Table of Contents

Introduction Universalism without Uniformity

Usha Menon, Drexel University Department of Anthropology Julia L. Cassaniti, Washington State University Department of Anthropology

Part One Breaking Down Barriers through the Study of Culture in the Study of Mind

One Challenging Developmental Doctrines through Cross-Cultural Research

Robert A. Levine, Harvard University Graduate School of Education

Two How Cultural Psychology Can Help Us See “Divinity” in a Secular World

Jonathan Haidt, New York University Stern School of Business Paul Rozin, University of Pennsylvania Department of Psychology

Three Beyond Universal Taxonomic Frameworks in Cultural Social Psychology

Joan G. Miller, New School for Social Research Department of Psychology

Four From Value to Lifeworld

Roy D’Andrade, University of Connecticut Department of Anthropology

Part Two Psychological Processes across Culture: One Mind, Many Mentalities

Section 1 Emotion: A Multiplicity of Feeling

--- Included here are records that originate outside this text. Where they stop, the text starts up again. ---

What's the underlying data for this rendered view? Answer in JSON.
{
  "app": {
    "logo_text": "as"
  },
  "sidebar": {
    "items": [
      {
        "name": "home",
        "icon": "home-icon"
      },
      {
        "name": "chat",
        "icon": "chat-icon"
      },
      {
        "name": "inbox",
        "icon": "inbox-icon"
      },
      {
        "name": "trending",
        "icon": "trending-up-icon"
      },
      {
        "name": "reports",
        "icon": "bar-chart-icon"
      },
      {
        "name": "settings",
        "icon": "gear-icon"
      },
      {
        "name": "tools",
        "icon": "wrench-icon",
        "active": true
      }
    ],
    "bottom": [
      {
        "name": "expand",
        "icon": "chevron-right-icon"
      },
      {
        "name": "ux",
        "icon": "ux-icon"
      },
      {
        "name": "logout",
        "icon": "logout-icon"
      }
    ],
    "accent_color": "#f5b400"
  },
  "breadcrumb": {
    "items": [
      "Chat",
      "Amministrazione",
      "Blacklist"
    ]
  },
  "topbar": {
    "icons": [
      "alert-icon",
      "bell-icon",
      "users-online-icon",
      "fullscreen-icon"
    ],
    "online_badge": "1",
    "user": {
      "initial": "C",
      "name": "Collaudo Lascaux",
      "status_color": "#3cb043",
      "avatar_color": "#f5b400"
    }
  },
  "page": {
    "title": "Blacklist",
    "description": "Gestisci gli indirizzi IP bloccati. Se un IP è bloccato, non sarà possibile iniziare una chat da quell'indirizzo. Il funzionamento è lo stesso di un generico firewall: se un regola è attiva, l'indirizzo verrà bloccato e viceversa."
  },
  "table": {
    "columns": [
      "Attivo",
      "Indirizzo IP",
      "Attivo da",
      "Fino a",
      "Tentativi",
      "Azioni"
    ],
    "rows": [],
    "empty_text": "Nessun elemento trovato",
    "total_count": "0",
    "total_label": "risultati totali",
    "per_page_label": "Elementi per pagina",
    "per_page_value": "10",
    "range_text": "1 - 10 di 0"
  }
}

Five “Kama Muta” or “Being Moved by Love”: A Bootstrapping Approach to the Ontology and Epistemology of an Emotion

Alan P. Fiske, University of California at Los Angeles Department of Anthropology Thomas Schubert, University of Oslo Department of Psychology Beate Seibt, University of Oslo Department of Psychology

Six Unsettling Basic States: New Directions in the Cross-Cultural Study of Emotion

Julia L. Cassaniti, Washington State University Department of Anthropology

Seven Rasa and the Cultural Shaping of Human Consciousness

Usha Menon, Drexel University Department of Anthropology

Section 2 Intersubjectivity: Social Trust, Interpersonal Attachment, and Agency

Eight The Socialization of Social Trust: Cultural Pluralism in Understanding Attachment and Trust in Children

Thomas S. Weisner, University of California at Los Angeles Departments of Psychiatry and Anthropology

Nine An Attachment-Theoretical Approach to Religious Cognition

Charles W. Nuckolls, Brigham Young University Department of Anthropology

Part Three Implications of Psychological Pluralism for a Multicultural World: “Why Can’t We All Just Get Along?”

Section 1 Challenges to the Modern Nation-State: Globalization’s Impact on Morality, Identity, and the Person

Ten Acculturation, Assimilation, and the “View from Manywheres” in the Hmong Diaspora1

Jacob R. Hickman, Brigham Young University Department of Anthropology

Eleven Vexed Tolerance: Cultural Psychology on Multiculturalism

Pinky Hota, Smith College Department of Anthropology

Section 2 Mental Health: Variations in Healthy Minds across Cultures

Thirteen Cultural Psychology and the Globalization of Western Psychiatric Practices

Randall Horton, Seattle University Department of Psychology

Fourteen Toward a Cultural Psychology of Trauma and Trauma-Related Disorders

Byron Good and Mary-Jo Delvecchio Good, Harvard University Department of Anthropology and the Department of Global Health and Social Medicine, Harvard Medical School

Fifteen The Risky Cartography of Drawing Moral Maps: With Special Reference to Economic Inequality and Sex-Selective Abortion1

Richard A. Shweder, University of Chicago Harold Higgins Swift Distinguished Service Professor in the Department of Comparative Human Development

End Matter